While often overlooked, the entryway might be one of the most important spaces in your home. After all, it’s the place that welcomes people into your home and, in some cases, might be the only part that visitors see. So why treat your entryway like a total afterthought? You can use clever design features to get organized, brighten the space and make the best first impression possible. Go beyond the welcome mat and make sure your entryway says exactly what you want.
Follow these design tips to really make an entrance with your front entryway.
Cut the clutter with smart storage solutions. Image: Photographee.eu/Shutterstock
If you’re like most homeowners, your entryway can get a little cluttered. As the landing place for kids, guests and even pets, it’s all too easy to let piles stack up. The best design tip for your entry is to make sure that everything has a place. Be realistic when planning out your foyer: if you tend to drop your mail when you walk in the door, make sure it has a place to go. Sure, in a perfect world your kids would hang their backpacks in their room, but a couple of hooks in the entry can keep them off of the floor. Even a place to stash shoes out of the way means you’re not tripping over boots and flip flops–and a shoe bin doesn’t need to be perfectly organized. Think about how you and your family uses the entryway and get organized.
A bench makes a comfortable place to take off shoes. Image: Svet_Feo/Shutterstock
One thing that most entryways tend to miss is a place to sit. Naturally, you’re not going to invite people to pull up a chair in your front foyer. Still, a place to sit gives a convenient place to slip on shoes or sort through the mail when coming and going. What’s more, a bench can double as a clever storage solution for shoes and jackets to help cut down on clutter. Look for a bench with shelving or one that hinges open to make your entryway comfortable and convenient.

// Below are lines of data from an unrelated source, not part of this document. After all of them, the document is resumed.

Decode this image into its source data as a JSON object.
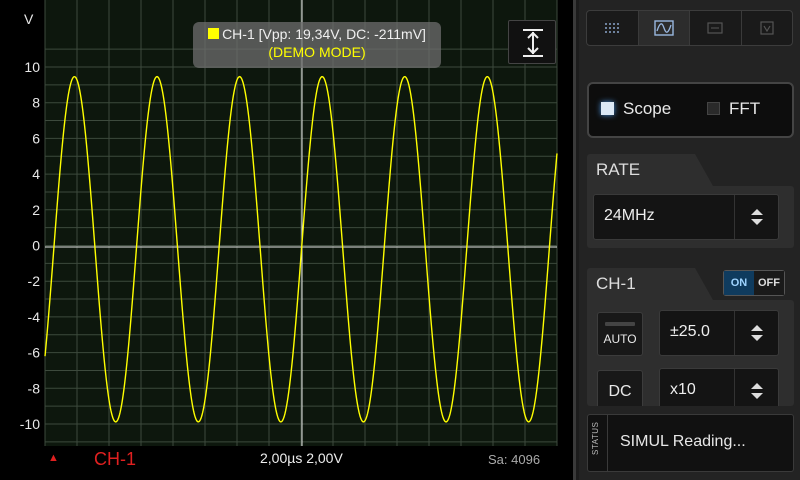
{
  "plot": {
    "y_unit": "V",
    "y_ticks": [
      "10",
      "8",
      "6",
      "4",
      "2",
      "0",
      "-2",
      "-4",
      "-6",
      "-8",
      "-10"
    ],
    "info_line1": "CH-1 [Vpp: 19,34V, DC: -211mV]",
    "info_line2": "(DEMO MODE)",
    "trace_color": "#ffff00",
    "grid_color": "#3d4a3d",
    "vscale_icon": "vertical-expand-icon"
  },
  "bottom": {
    "trigger_icon": "▲",
    "channel": "CH-1",
    "timebase": "2,00µs  2,00V",
    "samples": "Sa: 4096"
  },
  "panel": {
    "toolbar_icons": [
      "grid-icon",
      "scope-icon",
      "board-icon",
      "info-icon"
    ],
    "mode": {
      "scope": "Scope",
      "fft": "FFT",
      "selected": "Scope"
    },
    "rate": {
      "title": "RATE",
      "value": "24MHz"
    },
    "ch1": {
      "title": "CH-1",
      "on_label": "ON",
      "off_label": "OFF",
      "auto_label": "AUTO",
      "range_value": "±25.0",
      "coupling_label": "DC",
      "probe_value": "x10"
    },
    "status": {
      "tab_label": "STATUS",
      "text": "SIMUL Reading..."
    }
  },
  "chart_data": {
    "type": "line",
    "title": "",
    "xlabel": "",
    "ylabel": "V",
    "ylim": [
      -10,
      10
    ],
    "series": [
      {
        "name": "CH-1",
        "waveform": "sine",
        "amplitude": 9.67,
        "offset": -0.211,
        "cycles_visible": 6.2,
        "start_value": -6.2,
        "color": "#ffff00"
      }
    ]
  }
}
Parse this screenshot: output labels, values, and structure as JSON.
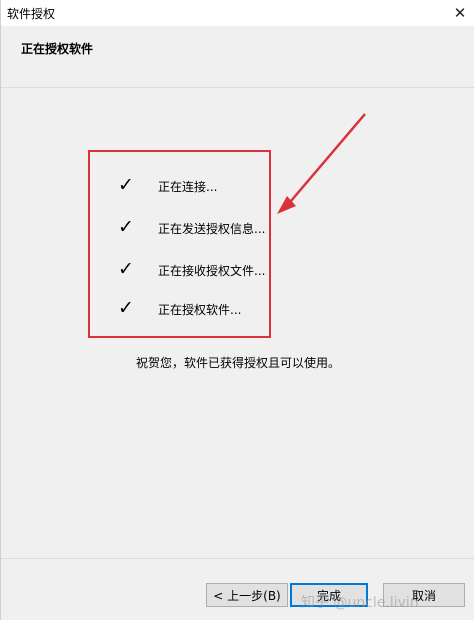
{
  "window": {
    "title": "软件授权",
    "close_label": "✕"
  },
  "header": {
    "title": "正在授权软件"
  },
  "steps": [
    {
      "label": "正在连接..."
    },
    {
      "label": "正在发送授权信息..."
    },
    {
      "label": "正在接收授权文件..."
    },
    {
      "label": "正在授权软件..."
    }
  ],
  "check_glyph": "✓",
  "message": "祝贺您，软件已获得授权且可以使用。",
  "buttons": {
    "back": "< 上一步(B)",
    "finish": "完成",
    "cancel": "取消"
  },
  "watermark": "知乎 @uncle.livin",
  "colors": {
    "highlight": "#d9323a",
    "focus": "#0078d7"
  }
}
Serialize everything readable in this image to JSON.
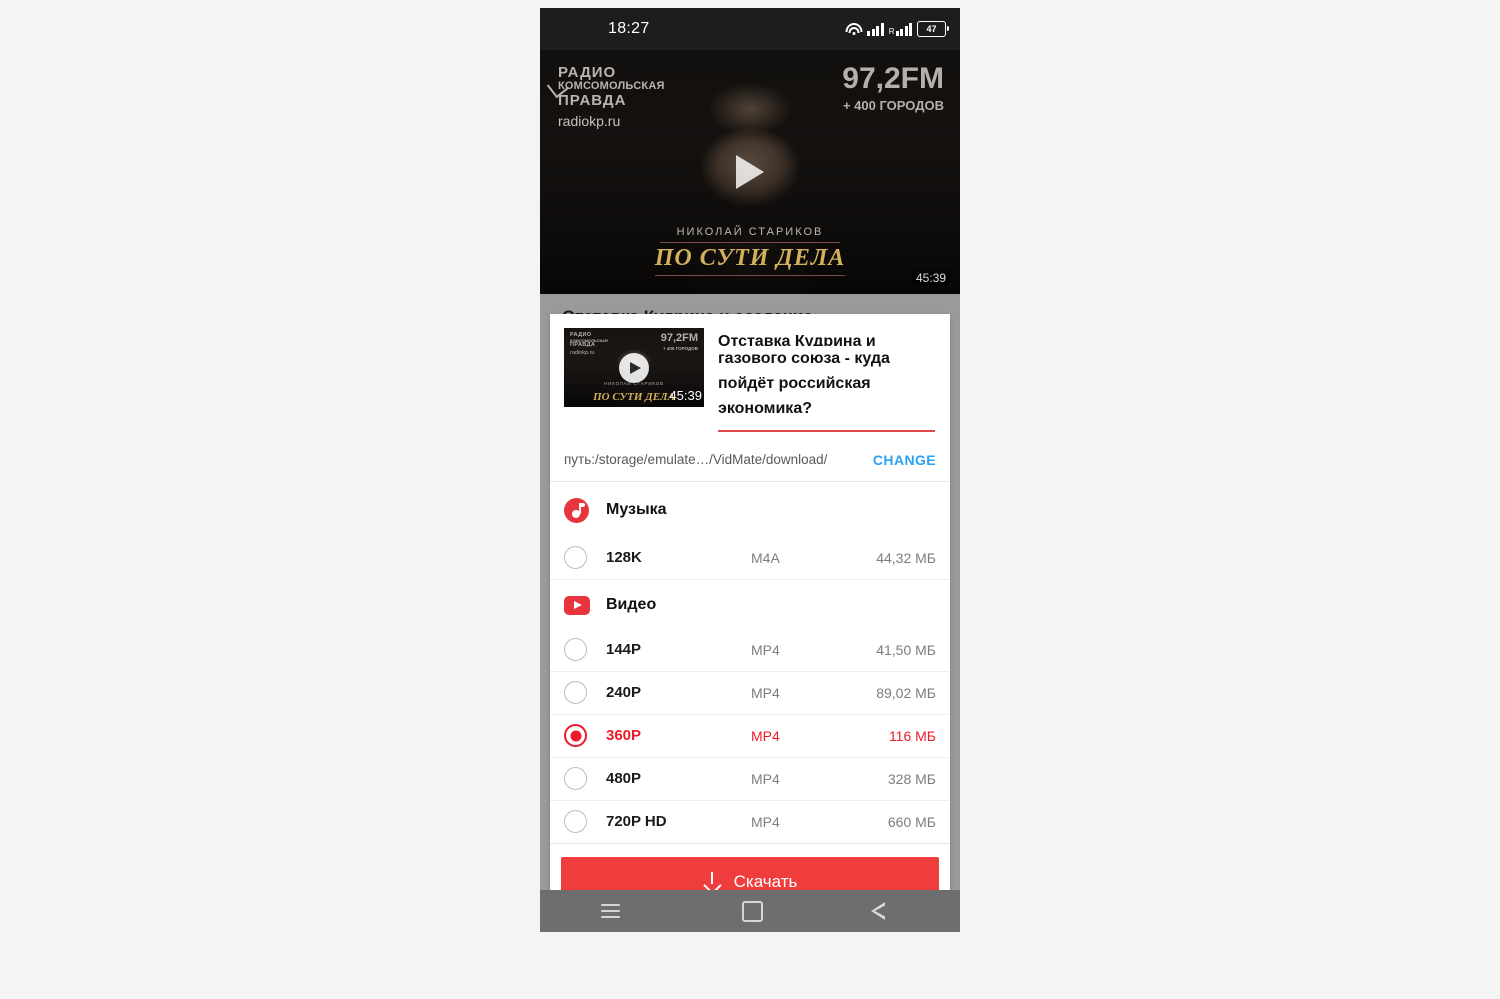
{
  "status_bar": {
    "time": "18:27",
    "battery_level": "47",
    "wifi_icon": "wifi-icon",
    "signal_icon": "signal-bars-icon",
    "roaming_label": "R"
  },
  "background_page": {
    "article_title": "Отставка Кудрина и создание",
    "video": {
      "logo_line1": "РАДИО",
      "logo_line2": "КОМСОМОЛЬСКАЯ",
      "logo_line3": "ПРАВДА",
      "site": "radiokp.ru",
      "frequency": "97,2FM",
      "cities": "+ 400 ГОРОДОВ",
      "host": "НИКОЛАЙ СТАРИКОВ",
      "show_title": "ПО СУТИ ДЕЛА",
      "duration": "45:39",
      "play_icon": "play-icon"
    }
  },
  "dialog": {
    "thumbnail": {
      "logo_line1": "РАДИО",
      "logo_line2": "КОМСОМОЛЬСКАЯ",
      "logo_line3": "ПРАВДА",
      "site": "radiokp.ru",
      "frequency": "97,2FM",
      "cities": "+ 400 ГОРОДОВ",
      "host": "НИКОЛАЙ СТАРИКОВ",
      "show_title": "ПО СУТИ ДЕЛА",
      "duration": "45:39",
      "play_icon": "play-icon"
    },
    "title_field": {
      "value": "газового союза - куда пойдёт российская экономика?",
      "clipped_line": "Отставка Кудрина и создание"
    },
    "path": {
      "label": "путь:/storage/emulate…/VidMate/download/",
      "change_button": "CHANGE"
    },
    "music_section": {
      "icon": "music-note-icon",
      "label": "Музыка",
      "items": [
        {
          "quality": "128K",
          "format": "M4A",
          "size": "44,32 МБ",
          "selected": false
        }
      ]
    },
    "video_section": {
      "icon": "video-play-icon",
      "label": "Видео",
      "items": [
        {
          "quality": "144P",
          "format": "MP4",
          "size": "41,50 МБ",
          "selected": false
        },
        {
          "quality": "240P",
          "format": "MP4",
          "size": "89,02 МБ",
          "selected": false
        },
        {
          "quality": "360P",
          "format": "MP4",
          "size": "116 МБ",
          "selected": true
        },
        {
          "quality": "480P",
          "format": "MP4",
          "size": "328 МБ",
          "selected": false
        },
        {
          "quality": "720P HD",
          "format": "MP4",
          "size": "660 МБ",
          "selected": false
        }
      ]
    },
    "download_button": {
      "label": "Скачать",
      "icon": "download-icon"
    }
  },
  "nav_bar": {
    "menu_icon": "menu-icon",
    "home_icon": "home-icon",
    "back_icon": "back-icon"
  },
  "colors": {
    "accent_red": "#ef1a27",
    "button_red": "#ef3c3c",
    "link_blue": "#2ca2f0",
    "gold": "#d2b15a"
  }
}
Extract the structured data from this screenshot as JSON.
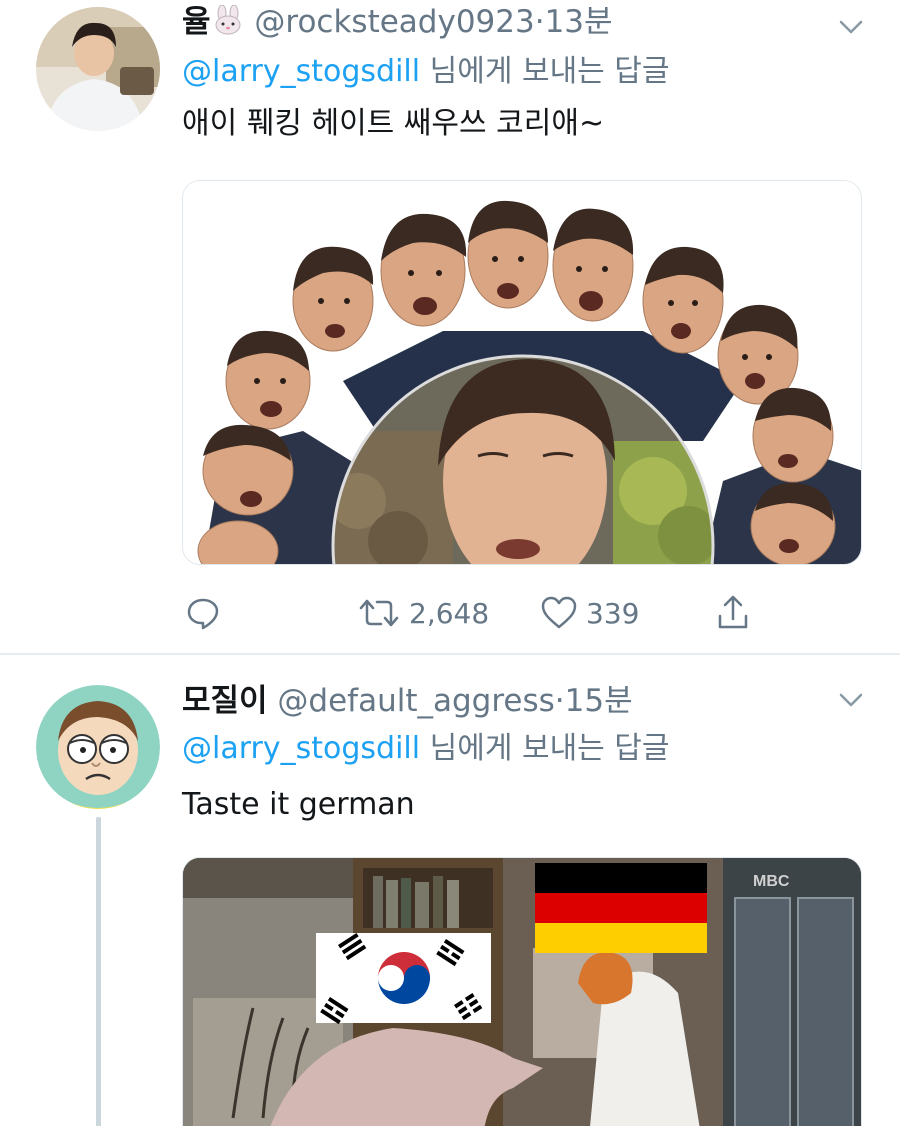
{
  "tweets": [
    {
      "name": "율",
      "name_emoji": "rabbit-face-icon",
      "handle": "@rocksteady0923",
      "dot": "·",
      "time": "13분",
      "reply_to_handle": "@larry_stogsdill",
      "reply_to_suffix": " 님에게 보내는 답글",
      "text": "애이 풰킹 헤이트 쌔우쓰 코리애~",
      "media": "photo-collage-of-one-man-making-many-faces",
      "retweets": "2,648",
      "likes": "339"
    },
    {
      "name": "모질이",
      "handle": "@default_aggress",
      "dot": "·",
      "time": "15분",
      "reply_to_handle": "@larry_stogsdill",
      "reply_to_suffix": " 님에게 보내는 답글",
      "text": "Taste it german",
      "media": "tv-drama-still-with-flag-overlays",
      "watermark": "MBC"
    }
  ],
  "colors": {
    "link": "#1da1f2",
    "secondary_text": "#657786",
    "divider": "#e6ecf0",
    "flag_black": "#000000",
    "flag_red": "#dd0000",
    "flag_gold": "#ffce00",
    "korea_red": "#cd2e3a",
    "korea_blue": "#0047a0"
  }
}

Use wall space to set the tone for your house. Image: Vadym Andrushchenko/Shutterstock
Your entryway is the perfect place to define your style. While it might be a tighter area, you can capitalize on wall and ceiling space to bring in some extra style. A statement chandelier, for example, can give guests an idea of your home’s style. Or, a grouping of picture frames can add some interest to the walls. Travel much? Your foyer walls are the perfect place to display shadow boxes, mementos, and souvenirs so visitors get an idea of what’s important to you.
Use a rug to define the space. Image: Ambient Ideas/Shutterstock
If you live in an open concept home, a front entryway can be tricky. Without a clear definition between the foyer area and the rest of the home, you could be left scratching your head. Defining the space with color and furniture lets visitors know where the entry ends and the home begins. Stage your entry with furniture so there’s a clear delineation between it and the rest of your home. A well-placed bookcase or table gives a place to set keys or a bench and locker set shows guests where to stash their stuff. Entryway too small for furniture? Utilize a bold color or even wallpaper to bring attention to the foyer without clutter.
Use mirrors to open up a tight space. Image: Photographee.eu/Shutterstock
Entryways are notoriously tight in some homes and others can suffer from a lack of light. Bounce some brightness into the entry by utilizing mirrors to reflect light. This works especially well if your front door features windows. By angling a mirror directly across the source of light, you can essentially double down on whatever natural brightness you have to make your entry feel larger and airier.
Give visitors a place to stash their stuff. Image: Michael Higginson/Shutterstock
Remember that your entryway should serve as a way to welcome guests into your home. Make sure that it gives the right impression and help your guests always feel comfortable. Offer a defined place to put things so that guests aren’t left holding coats and shoes. Diffusing essential oils or lighting a candle ensures your home smells as great as it looks. Keeping necessities like phone chargers, ice scrapers, and umbrellas at the ready means you always have what visitors need on hand.
Take a look around your entryway and ask yourself: does this foyer say what I want it to? When you start thinking of your entryway as a personal space (and not just a place to drop your stuff) you can start to see how visitors feel when they walk through your front door. Focus on comfort and style to make sure your entryway really makes an entrance.